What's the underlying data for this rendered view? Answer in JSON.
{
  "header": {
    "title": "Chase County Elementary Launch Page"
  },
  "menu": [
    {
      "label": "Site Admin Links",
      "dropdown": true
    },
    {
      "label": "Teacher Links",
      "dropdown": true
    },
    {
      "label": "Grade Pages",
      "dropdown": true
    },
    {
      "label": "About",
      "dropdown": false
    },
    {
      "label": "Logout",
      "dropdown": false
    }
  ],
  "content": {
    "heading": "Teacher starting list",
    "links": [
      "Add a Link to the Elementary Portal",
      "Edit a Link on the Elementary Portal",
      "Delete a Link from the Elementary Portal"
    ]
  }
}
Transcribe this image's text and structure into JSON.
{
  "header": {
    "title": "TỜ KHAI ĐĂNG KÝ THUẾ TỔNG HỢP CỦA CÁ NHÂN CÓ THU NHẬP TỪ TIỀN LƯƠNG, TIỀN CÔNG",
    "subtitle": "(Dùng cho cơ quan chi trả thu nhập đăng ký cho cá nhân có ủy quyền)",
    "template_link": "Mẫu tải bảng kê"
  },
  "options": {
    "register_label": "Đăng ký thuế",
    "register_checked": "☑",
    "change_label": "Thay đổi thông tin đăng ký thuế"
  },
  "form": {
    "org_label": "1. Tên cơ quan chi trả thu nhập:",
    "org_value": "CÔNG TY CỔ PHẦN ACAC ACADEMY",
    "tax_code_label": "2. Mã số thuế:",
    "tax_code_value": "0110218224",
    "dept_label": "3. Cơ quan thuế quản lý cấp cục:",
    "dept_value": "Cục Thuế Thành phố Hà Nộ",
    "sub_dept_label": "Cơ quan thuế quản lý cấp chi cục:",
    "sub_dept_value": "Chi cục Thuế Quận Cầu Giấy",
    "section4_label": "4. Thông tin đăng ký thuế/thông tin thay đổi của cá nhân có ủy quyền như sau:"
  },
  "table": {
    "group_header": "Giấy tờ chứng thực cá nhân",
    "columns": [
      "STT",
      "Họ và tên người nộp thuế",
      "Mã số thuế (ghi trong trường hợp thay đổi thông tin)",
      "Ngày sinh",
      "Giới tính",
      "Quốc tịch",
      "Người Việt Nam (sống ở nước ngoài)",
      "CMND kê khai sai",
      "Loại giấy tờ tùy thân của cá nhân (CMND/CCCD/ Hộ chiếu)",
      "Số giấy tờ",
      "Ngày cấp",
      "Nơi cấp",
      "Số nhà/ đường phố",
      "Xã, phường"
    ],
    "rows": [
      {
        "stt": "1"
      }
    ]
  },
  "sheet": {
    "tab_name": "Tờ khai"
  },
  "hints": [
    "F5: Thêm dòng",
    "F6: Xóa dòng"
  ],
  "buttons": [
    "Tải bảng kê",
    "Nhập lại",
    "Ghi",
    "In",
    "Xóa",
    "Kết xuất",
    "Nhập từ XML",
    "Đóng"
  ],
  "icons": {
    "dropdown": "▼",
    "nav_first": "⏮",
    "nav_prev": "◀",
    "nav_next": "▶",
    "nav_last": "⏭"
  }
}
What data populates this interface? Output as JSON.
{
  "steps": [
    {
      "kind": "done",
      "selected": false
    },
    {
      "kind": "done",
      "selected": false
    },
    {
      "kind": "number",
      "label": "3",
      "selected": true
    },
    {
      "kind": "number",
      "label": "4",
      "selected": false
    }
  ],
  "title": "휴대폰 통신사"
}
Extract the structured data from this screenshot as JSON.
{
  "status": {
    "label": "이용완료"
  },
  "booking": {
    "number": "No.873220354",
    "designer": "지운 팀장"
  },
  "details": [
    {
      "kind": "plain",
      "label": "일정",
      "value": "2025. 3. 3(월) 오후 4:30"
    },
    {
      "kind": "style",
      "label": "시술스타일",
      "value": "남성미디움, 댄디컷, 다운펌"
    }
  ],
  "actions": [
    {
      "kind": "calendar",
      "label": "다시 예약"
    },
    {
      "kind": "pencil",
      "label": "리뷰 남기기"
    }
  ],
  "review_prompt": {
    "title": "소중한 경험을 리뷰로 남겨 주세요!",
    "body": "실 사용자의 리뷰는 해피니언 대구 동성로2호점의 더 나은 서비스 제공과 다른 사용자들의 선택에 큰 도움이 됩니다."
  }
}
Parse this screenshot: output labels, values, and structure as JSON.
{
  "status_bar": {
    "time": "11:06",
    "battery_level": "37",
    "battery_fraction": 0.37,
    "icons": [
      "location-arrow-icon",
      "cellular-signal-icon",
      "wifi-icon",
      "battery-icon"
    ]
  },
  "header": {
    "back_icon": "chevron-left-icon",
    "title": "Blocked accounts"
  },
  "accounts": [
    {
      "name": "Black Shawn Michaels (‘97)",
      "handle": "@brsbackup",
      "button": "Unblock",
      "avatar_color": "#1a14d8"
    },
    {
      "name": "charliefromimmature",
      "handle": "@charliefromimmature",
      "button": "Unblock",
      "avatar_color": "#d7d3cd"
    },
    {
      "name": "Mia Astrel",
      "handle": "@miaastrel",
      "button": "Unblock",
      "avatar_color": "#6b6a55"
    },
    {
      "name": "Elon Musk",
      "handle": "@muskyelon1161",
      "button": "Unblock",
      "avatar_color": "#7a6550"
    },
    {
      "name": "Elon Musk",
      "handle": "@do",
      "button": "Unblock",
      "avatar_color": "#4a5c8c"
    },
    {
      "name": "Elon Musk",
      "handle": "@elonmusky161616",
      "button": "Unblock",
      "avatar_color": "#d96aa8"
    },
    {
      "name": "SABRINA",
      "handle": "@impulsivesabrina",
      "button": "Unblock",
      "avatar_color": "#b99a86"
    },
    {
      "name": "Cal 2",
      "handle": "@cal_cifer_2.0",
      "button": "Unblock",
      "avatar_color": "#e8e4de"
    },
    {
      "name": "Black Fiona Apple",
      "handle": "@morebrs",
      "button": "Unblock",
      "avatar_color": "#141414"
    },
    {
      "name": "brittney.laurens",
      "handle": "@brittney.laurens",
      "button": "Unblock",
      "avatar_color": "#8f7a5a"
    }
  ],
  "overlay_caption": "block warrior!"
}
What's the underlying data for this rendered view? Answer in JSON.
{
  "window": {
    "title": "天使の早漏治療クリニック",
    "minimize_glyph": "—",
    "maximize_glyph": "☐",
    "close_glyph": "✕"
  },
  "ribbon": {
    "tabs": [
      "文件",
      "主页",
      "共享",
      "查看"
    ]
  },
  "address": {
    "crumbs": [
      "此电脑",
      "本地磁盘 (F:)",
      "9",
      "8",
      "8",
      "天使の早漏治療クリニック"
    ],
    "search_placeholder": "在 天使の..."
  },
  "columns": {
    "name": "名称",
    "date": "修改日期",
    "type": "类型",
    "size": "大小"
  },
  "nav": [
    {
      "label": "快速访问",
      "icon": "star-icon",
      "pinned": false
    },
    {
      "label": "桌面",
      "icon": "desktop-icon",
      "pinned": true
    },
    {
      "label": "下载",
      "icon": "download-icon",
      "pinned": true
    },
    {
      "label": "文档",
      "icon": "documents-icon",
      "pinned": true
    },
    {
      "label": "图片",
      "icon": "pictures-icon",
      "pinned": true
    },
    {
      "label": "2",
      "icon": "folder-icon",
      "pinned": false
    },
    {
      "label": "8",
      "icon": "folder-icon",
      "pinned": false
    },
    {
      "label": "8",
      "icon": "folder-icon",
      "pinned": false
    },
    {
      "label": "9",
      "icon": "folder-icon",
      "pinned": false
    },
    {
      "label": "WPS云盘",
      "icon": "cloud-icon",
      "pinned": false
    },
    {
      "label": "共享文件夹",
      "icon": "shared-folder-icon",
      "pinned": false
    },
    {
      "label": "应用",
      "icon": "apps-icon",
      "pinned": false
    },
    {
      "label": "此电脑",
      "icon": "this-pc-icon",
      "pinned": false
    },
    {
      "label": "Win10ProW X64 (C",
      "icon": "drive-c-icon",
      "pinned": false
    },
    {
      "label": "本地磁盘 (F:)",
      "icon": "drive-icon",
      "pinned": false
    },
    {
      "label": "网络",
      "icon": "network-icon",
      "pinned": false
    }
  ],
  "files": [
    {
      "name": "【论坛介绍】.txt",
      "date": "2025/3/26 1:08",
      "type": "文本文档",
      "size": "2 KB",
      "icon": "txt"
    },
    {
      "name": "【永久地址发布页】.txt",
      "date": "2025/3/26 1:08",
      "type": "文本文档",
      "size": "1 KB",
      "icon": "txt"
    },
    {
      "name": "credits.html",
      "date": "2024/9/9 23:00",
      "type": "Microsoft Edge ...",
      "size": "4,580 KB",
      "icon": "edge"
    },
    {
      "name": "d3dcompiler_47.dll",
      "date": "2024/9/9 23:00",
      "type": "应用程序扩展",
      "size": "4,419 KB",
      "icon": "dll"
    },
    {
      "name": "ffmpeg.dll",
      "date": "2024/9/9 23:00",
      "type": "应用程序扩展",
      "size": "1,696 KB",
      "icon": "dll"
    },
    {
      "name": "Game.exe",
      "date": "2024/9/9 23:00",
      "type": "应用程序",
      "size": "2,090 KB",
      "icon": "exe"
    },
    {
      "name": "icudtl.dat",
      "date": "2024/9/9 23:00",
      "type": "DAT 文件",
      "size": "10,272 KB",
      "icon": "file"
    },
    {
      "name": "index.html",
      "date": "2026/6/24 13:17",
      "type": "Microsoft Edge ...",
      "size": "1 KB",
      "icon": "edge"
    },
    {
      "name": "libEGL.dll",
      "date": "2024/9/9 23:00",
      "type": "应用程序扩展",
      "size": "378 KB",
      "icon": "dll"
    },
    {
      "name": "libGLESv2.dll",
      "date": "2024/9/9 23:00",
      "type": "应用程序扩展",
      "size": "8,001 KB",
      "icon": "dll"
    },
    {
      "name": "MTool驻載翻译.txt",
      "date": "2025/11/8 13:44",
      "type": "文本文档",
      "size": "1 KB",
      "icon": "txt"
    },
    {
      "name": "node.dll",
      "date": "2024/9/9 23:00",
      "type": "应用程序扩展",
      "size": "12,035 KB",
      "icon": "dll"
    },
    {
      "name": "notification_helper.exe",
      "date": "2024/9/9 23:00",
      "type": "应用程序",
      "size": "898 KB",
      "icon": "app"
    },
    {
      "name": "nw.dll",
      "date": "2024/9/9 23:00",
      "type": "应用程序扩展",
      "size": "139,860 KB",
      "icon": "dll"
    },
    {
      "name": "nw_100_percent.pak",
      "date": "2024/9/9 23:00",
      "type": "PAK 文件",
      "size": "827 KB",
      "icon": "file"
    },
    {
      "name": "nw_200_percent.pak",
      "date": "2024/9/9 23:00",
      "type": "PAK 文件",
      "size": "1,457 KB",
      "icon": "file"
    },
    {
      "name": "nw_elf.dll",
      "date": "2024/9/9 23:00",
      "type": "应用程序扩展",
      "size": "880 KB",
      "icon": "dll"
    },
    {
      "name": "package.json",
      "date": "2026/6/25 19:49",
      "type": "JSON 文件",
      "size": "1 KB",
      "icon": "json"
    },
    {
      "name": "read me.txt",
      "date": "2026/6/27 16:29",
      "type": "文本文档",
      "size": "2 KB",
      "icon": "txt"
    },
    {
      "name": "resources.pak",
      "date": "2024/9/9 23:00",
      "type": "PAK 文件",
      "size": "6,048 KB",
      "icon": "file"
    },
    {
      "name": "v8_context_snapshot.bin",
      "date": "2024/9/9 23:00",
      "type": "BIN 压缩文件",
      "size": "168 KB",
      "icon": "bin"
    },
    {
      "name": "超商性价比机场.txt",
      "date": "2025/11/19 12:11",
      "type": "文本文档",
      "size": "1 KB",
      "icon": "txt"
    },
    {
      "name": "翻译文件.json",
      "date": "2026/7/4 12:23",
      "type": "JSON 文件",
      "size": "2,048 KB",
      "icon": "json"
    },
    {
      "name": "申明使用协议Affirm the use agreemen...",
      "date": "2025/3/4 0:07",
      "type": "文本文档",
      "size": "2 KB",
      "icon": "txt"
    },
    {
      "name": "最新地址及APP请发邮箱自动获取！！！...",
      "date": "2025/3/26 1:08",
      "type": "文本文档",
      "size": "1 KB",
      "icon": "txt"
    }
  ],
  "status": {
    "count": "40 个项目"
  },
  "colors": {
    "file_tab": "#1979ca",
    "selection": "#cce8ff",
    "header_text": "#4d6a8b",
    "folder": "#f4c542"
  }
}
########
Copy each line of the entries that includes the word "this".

What's the underlying data for this rendered view? Answer in JSON.
Transcribe this image's text and structure into JSON.
What data populates this interface? Output as JSON.
Extract the structured data from this screenshot as JSON.
Parse this screenshot: output labels, values, and structure as JSON.
What's the underlying data for this rendered view? Answer in JSON.
      "icon": "this-pc-icon",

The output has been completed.